SunEdison, a member of AEE’s Leadership Council, announced that the company and its yieldco, TerraForm Power, would acquire Vivint Solar in a deal worth more than $2 billion. The transaction is expected to be finalized before the end of the year, and must first be approved by shareholders and regulators.
“SunEdison’s acquisition of Vivint Solar is a logical next step in the transformation of our platform,” Ahmad Chatila, CEO of SunEdison and Chairman of TerraForm Power, said in a news release.
Joshua Hill, writing for CleanTechnica, characterized the acquisition as part of the company’s “spending spree,” an overall strategy to expand its distributed energy assets through acquisitions of wind and solar companies around the globe. In the second quarter alone, Hill writes, SunEdison has moved to acquire India’s Continuum Wind Energy and Globeleq Mesoamerica Energy (based in Costa Rica), as well as a combined 1.45 GW of wind assets from Atlantic Power and Invenergy (also an AEE Member). Last year, SunEdison acquired FirstWind in another deal worth more than $2 billion. As discussed in this week’s Energy Gang podcast, SunEdison is becoming one of the world’s leading energy companies, with a portfolio based entirely in renewable energy.
Back in November, Chatila explained the company’s move away from an exclusively solar portfolio. “Electrons are electrons — solar or wind really doesn’t matter for our customers. Our customers are demanding that we have a more comprehensive solution.”
In Texas, Hewlett Packard partnered with SunEdison for a 12-year contract for 112 MW of capacity from an expanding wind farm. Like other tech giants such as Google, Apple, Microsoft, and Facebook, HP is investing heavily in advanced energy in part due to a voluntary commitment to reduce the company’s greenhouse gas emissions. But the investment also makes good business sense. Once the wind farm is up and running, SunEdison’s Chief Development Officer Kurt Adams pointed out, the electricity generated is not subject to price fluctuations like gas and oil. “Being able to procure a long-term, stable-priced energy source, that’s just good business, and that’s what we see a lot of corporates focused on these days,” he said.
Off the coast of Rhode Island, Deepwater Wind is “breaking water” on what looks to be the first American offshore wind installation. This week, the company delivered the foundations that will eventually support five wind turbines about 12 miles from the Rhode Island coast. In what might count as real-life dramatic irony, the steel foundations are supplied by a company that usually builds foundations to support the infrastructure of the oil and gas industry on the Gulf Coast.

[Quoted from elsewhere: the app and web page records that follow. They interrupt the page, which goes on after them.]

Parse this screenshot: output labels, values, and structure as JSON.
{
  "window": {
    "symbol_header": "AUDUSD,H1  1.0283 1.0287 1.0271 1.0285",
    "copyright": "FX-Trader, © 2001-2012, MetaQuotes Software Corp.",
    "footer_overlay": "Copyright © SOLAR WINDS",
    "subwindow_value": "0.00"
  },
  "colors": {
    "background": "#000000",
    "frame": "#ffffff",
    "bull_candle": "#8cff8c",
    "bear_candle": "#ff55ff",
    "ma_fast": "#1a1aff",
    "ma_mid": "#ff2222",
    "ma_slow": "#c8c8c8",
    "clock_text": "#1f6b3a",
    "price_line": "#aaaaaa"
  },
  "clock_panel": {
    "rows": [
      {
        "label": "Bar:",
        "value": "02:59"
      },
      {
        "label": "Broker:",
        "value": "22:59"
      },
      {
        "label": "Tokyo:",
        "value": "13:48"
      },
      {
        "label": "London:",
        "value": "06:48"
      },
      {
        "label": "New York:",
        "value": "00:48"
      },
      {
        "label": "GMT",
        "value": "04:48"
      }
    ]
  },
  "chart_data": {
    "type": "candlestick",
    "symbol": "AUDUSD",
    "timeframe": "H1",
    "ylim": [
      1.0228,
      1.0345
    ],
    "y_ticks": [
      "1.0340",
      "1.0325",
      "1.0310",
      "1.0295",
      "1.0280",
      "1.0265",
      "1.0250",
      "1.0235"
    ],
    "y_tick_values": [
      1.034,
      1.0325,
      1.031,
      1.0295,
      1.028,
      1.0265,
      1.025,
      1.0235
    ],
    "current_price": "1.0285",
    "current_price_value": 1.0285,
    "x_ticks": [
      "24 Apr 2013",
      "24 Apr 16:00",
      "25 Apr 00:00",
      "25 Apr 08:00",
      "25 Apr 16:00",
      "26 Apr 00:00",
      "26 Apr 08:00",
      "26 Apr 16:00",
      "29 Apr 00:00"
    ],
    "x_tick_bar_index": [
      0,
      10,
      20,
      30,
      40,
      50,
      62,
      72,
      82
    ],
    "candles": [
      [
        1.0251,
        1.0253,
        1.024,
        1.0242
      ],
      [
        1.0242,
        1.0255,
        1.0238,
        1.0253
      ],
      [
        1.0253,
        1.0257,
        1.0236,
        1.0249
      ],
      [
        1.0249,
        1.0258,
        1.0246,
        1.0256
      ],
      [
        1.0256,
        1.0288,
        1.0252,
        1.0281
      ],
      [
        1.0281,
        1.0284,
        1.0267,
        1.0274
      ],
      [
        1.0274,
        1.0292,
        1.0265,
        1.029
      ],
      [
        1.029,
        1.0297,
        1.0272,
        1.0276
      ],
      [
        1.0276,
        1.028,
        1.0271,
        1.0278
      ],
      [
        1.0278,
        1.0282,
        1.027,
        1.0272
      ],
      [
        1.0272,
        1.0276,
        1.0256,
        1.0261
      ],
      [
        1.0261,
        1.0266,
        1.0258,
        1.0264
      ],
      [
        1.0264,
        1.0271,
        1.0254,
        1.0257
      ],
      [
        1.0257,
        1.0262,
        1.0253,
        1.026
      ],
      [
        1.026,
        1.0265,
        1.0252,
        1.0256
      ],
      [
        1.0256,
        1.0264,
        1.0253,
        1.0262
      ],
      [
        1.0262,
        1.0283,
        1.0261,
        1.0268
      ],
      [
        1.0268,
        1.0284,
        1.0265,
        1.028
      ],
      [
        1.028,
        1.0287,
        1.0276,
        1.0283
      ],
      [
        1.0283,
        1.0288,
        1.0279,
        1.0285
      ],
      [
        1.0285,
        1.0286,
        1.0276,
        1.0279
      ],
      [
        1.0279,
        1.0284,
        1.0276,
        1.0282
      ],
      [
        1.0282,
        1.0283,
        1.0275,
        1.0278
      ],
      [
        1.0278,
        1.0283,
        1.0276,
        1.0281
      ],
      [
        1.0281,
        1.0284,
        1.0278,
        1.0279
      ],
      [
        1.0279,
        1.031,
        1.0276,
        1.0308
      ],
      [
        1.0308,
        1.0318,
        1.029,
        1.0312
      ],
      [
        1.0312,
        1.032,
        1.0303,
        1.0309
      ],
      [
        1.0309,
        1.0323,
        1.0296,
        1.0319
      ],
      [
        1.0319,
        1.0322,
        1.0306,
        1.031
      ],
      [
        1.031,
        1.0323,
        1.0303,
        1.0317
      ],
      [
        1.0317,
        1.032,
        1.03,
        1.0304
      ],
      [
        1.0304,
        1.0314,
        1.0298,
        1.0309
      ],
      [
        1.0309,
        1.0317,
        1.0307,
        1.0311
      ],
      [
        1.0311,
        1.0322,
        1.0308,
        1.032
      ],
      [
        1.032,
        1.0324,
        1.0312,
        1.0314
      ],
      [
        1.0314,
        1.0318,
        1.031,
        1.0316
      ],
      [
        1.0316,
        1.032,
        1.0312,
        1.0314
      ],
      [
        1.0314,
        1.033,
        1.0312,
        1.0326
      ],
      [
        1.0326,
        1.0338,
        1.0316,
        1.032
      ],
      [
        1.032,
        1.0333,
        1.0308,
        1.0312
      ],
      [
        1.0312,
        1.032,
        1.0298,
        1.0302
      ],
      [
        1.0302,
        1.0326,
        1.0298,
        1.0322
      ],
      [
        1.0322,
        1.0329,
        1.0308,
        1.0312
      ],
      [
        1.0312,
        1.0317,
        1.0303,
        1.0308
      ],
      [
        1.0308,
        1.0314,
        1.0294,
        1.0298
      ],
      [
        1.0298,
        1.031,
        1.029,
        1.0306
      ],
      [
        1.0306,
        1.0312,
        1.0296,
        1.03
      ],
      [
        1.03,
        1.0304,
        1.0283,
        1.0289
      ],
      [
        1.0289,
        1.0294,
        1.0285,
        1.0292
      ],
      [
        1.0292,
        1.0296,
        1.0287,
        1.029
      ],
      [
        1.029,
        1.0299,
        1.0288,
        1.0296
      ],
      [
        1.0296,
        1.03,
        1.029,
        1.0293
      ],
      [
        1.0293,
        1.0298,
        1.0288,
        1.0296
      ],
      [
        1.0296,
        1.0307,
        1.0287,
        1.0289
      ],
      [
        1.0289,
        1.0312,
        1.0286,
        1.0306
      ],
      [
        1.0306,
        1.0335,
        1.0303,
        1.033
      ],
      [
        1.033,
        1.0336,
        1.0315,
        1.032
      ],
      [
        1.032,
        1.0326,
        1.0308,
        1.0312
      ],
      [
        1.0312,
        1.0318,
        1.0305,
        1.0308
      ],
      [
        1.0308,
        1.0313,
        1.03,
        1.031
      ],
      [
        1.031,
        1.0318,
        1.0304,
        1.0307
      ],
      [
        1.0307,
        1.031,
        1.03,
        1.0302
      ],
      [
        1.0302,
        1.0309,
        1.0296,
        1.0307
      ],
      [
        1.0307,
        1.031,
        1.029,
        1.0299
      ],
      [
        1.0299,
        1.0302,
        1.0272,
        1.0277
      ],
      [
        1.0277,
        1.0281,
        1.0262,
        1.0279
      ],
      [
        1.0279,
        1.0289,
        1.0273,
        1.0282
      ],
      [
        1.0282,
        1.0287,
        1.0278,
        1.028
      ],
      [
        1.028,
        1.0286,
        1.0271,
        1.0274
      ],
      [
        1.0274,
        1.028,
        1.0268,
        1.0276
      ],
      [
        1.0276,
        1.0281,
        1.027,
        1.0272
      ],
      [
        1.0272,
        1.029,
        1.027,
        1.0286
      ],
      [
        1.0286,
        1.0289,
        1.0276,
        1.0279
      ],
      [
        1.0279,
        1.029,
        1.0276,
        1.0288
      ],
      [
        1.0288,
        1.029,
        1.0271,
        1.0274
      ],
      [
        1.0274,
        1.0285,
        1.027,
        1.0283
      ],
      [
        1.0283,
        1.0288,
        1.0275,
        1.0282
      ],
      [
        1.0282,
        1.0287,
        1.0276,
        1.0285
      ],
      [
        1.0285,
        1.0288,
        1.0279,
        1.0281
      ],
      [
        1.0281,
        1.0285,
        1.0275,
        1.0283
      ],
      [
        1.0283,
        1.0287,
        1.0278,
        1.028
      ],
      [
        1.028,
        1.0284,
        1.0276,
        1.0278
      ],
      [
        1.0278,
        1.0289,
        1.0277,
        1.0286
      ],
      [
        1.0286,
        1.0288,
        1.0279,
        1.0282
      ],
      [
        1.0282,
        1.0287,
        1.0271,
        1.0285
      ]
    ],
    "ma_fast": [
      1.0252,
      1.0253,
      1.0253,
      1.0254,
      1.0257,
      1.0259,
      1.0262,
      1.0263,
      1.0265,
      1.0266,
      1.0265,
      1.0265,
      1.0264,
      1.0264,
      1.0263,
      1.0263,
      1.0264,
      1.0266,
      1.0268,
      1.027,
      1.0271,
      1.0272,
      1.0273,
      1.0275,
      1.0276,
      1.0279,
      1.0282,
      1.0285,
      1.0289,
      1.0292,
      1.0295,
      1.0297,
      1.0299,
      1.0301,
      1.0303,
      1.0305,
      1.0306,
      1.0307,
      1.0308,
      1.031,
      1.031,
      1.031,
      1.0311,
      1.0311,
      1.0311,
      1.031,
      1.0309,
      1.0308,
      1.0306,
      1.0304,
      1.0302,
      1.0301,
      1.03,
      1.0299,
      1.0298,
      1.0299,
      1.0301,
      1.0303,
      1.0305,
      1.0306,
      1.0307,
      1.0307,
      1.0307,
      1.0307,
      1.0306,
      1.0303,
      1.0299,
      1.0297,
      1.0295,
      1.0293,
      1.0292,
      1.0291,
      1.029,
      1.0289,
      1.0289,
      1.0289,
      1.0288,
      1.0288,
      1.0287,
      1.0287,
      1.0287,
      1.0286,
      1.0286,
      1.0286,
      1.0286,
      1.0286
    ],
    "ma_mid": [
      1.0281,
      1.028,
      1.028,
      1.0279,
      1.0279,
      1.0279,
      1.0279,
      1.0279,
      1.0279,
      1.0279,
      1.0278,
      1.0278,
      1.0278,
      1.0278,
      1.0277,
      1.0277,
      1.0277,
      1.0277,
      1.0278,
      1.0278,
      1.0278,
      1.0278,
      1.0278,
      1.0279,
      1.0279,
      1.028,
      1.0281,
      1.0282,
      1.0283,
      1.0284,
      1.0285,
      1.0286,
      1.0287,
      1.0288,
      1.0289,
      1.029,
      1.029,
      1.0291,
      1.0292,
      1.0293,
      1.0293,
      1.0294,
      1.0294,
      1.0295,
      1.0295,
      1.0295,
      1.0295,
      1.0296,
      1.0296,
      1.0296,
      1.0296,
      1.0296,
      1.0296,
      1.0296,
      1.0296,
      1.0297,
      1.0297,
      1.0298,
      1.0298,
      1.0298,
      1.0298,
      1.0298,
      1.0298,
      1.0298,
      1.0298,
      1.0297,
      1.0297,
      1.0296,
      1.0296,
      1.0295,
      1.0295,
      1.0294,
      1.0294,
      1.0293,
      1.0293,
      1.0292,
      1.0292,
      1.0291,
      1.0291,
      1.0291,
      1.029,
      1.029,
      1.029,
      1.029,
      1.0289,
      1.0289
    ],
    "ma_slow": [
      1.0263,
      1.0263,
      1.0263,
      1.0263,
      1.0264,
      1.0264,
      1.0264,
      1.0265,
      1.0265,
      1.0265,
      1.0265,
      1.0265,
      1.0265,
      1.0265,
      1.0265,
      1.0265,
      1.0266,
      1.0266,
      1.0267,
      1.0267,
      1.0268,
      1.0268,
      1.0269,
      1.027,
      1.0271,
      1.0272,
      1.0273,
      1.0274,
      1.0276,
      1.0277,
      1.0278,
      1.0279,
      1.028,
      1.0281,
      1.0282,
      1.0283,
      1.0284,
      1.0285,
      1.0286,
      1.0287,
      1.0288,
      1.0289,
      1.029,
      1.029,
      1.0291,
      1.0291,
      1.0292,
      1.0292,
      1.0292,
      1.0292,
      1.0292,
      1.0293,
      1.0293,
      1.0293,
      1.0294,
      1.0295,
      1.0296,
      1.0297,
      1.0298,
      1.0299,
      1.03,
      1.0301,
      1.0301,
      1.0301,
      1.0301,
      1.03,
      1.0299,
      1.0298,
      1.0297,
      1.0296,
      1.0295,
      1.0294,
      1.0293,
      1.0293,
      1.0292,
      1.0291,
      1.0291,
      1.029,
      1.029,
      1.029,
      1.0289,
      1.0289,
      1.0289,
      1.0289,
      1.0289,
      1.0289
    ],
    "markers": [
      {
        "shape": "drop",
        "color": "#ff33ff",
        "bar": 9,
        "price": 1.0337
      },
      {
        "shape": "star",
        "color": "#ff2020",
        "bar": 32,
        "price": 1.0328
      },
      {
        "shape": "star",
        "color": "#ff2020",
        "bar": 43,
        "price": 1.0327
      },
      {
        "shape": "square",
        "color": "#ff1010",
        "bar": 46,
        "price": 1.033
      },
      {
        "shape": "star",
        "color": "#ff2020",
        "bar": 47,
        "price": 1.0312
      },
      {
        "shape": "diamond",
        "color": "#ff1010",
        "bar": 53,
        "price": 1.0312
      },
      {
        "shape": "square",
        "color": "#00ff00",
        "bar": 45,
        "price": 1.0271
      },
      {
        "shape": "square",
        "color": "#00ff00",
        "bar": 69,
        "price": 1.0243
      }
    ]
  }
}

“It’s a proverbial steel-in-the-water moment. In our industry, we don’t have groundbreakings, we have water breakings,” said Jeffrey Grybowski, CEO of Deepwater Wind.

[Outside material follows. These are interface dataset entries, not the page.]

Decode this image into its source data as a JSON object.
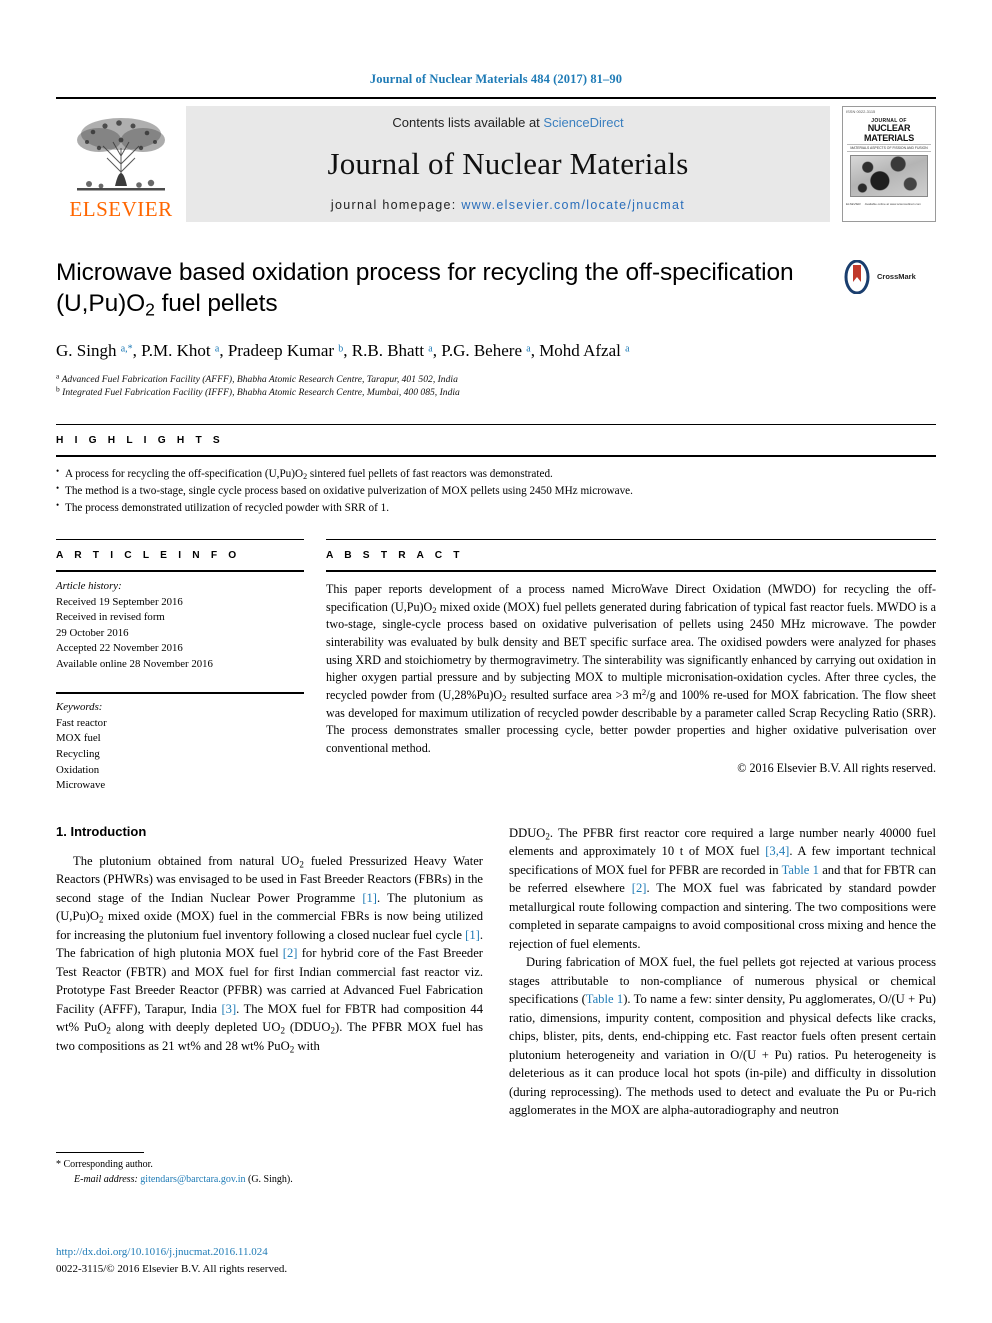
{
  "running_head": "Journal of Nuclear Materials 484 (2017) 81–90",
  "masthead": {
    "publisher": "ELSEVIER",
    "contents_prefix": "Contents lists available at ",
    "contents_link": "ScienceDirect",
    "journal_title": "Journal of Nuclear Materials",
    "homepage_prefix": "journal homepage: ",
    "homepage_url": "www.elsevier.com/locate/jnucmat",
    "cover": {
      "top_note": "ISSN 0022-3115",
      "band_line1": "JOURNAL OF",
      "band_line2": "NUCLEAR MATERIALS",
      "band_sub": "MATERIALS ASPECTS OF FISSION AND FUSION",
      "footer_left": "ELSEVIER",
      "footer_right": "Available online at www.sciencedirect.com"
    }
  },
  "title": "Microwave based oxidation process for recycling the off-specification (U,Pu)O2 fuel pellets",
  "crossmark_label": "CrossMark",
  "authors": "G. Singh a,*, P.M. Khot a, Pradeep Kumar b, R.B. Bhatt a, P.G. Behere a, Mohd Afzal a",
  "affiliations": [
    "a Advanced Fuel Fabrication Facility (AFFF), Bhabha Atomic Research Centre, Tarapur, 401 502, India",
    "b Integrated Fuel Fabrication Facility (IFFF), Bhabha Atomic Research Centre, Mumbai, 400 085, India"
  ],
  "highlights": {
    "heading": "H I G H L I G H T S",
    "items": [
      "A process for recycling the off-specification (U,Pu)O2 sintered fuel pellets of fast reactors was demonstrated.",
      "The method is a two-stage, single cycle process based on oxidative pulverization of MOX pellets using 2450 MHz microwave.",
      "The process demonstrated utilization of recycled powder with SRR of 1."
    ]
  },
  "article_info": {
    "heading": "A R T I C L E  I N F O",
    "history_label": "Article history:",
    "history": [
      "Received 19 September 2016",
      "Received in revised form",
      "29 October 2016",
      "Accepted 22 November 2016",
      "Available online 28 November 2016"
    ],
    "keywords_label": "Keywords:",
    "keywords": [
      "Fast reactor",
      "MOX fuel",
      "Recycling",
      "Oxidation",
      "Microwave"
    ]
  },
  "abstract": {
    "heading": "A B S T R A C T",
    "text": "This paper reports development of a process named MicroWave Direct Oxidation (MWDO) for recycling the off-specification (U,Pu)O2 mixed oxide (MOX) fuel pellets generated during fabrication of typical fast reactor fuels. MWDO is a two-stage, single-cycle process based on oxidative pulverisation of pellets using 2450 MHz microwave. The powder sinterability was evaluated by bulk density and BET specific surface area. The oxidised powders were analyzed for phases using XRD and stoichiometry by thermogravimetry. The sinterability was significantly enhanced by carrying out oxidation in higher oxygen partial pressure and by subjecting MOX to multiple micronisation-oxidation cycles. After three cycles, the recycled powder from (U,28%Pu)O2 resulted surface area >3 m2/g and 100% re-used for MOX fabrication. The flow sheet was developed for maximum utilization of recycled powder describable by a parameter called Scrap Recycling Ratio (SRR). The process demonstrates smaller processing cycle, better powder properties and higher oxidative pulverisation over conventional method.",
    "copyright": "© 2016 Elsevier B.V. All rights reserved."
  },
  "body": {
    "section_number_title": "1. Introduction",
    "left_paragraph": "The plutonium obtained from natural UO2 fueled Pressurized Heavy Water Reactors (PHWRs) was envisaged to be used in Fast Breeder Reactors (FBRs) in the second stage of the Indian Nuclear Power Programme [1]. The plutonium as (U,Pu)O2 mixed oxide (MOX) fuel in the commercial FBRs is now being utilized for increasing the plutonium fuel inventory following a closed nuclear fuel cycle [1]. The fabrication of high plutonia MOX fuel [2] for hybrid core of the Fast Breeder Test Reactor (FBTR) and MOX fuel for first Indian commercial fast reactor viz. Prototype Fast Breeder Reactor (PFBR) was carried at Advanced Fuel Fabrication Facility (AFFF), Tarapur, India [3]. The MOX fuel for FBTR had composition 44 wt% PuO2 along with deeply depleted UO2 (DDUO2). The PFBR MOX fuel has two compositions as 21 wt% and 28 wt% PuO2 with",
    "right_paragraph_1": "DDUO2. The PFBR first reactor core required a large number nearly 40000 fuel elements and approximately 10 t of MOX fuel [3,4]. A few important technical specifications of MOX fuel for PFBR are recorded in Table 1 and that for FBTR can be referred elsewhere [2]. The MOX fuel was fabricated by standard powder metallurgical route following compaction and sintering. The two compositions were completed in separate campaigns to avoid compositional cross mixing and hence the rejection of fuel elements.",
    "right_paragraph_2": "During fabrication of MOX fuel, the fuel pellets got rejected at various process stages attributable to non-compliance of numerous physical or chemical specifications (Table 1). To name a few: sinter density, Pu agglomerates, O/(U + Pu) ratio, dimensions, impurity content, composition and physical defects like cracks, chips, blister, pits, dents, end-chipping etc. Fast reactor fuels often present certain plutonium heterogeneity and variation in O/(U + Pu) ratios. Pu heterogeneity is deleterious as it can produce local hot spots (in-pile) and difficulty in dissolution (during reprocessing). The methods used to detect and evaluate the Pu or Pu-rich agglomerates in the MOX are alpha-autoradiography and neutron"
  },
  "footnote": {
    "corresponding": "* Corresponding author.",
    "email_label": "E-mail address:",
    "email": "gitendars@barctara.gov.in",
    "email_suffix": "(G. Singh)."
  },
  "footer": {
    "doi": "http://dx.doi.org/10.1016/j.jnucmat.2016.11.024",
    "issn": "0022-3115/© 2016 Elsevier B.V. All rights reserved."
  },
  "colors": {
    "link_blue": "#1f7bb6",
    "elsevier_orange": "#ff6600",
    "masthead_gray": "#e8e8e8"
  }
}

Finally, the last word this week goes to AEE’s own Malcolm Woolf, who was interviewed by the Washington Post for a story on state reactions to the EPA’s upcoming Clean Power Plan. The article points out that, despite political rhetoric to the contrary, many states are positioned to meet their goals with little difficulty.
From the article:
“It’s frankly the norm,” said Malcolm Woolf, a former Maryland state energy official and now senior vice president for Advanced Energy Economy, an industry association that includes electricity providers and major manufacturers. While some power companies have logistical concerns about meeting the EPA’s targets, Woolf said, “we’ve yet to find a state that is going to have a real technical challenge meeting this.”
Advanced energy is a growth market. Check out specifics in Advanced Energy Now, AEE’s 2015 Market Report.
Featured image courtesy of Kim Hansen and used under Creative Commons.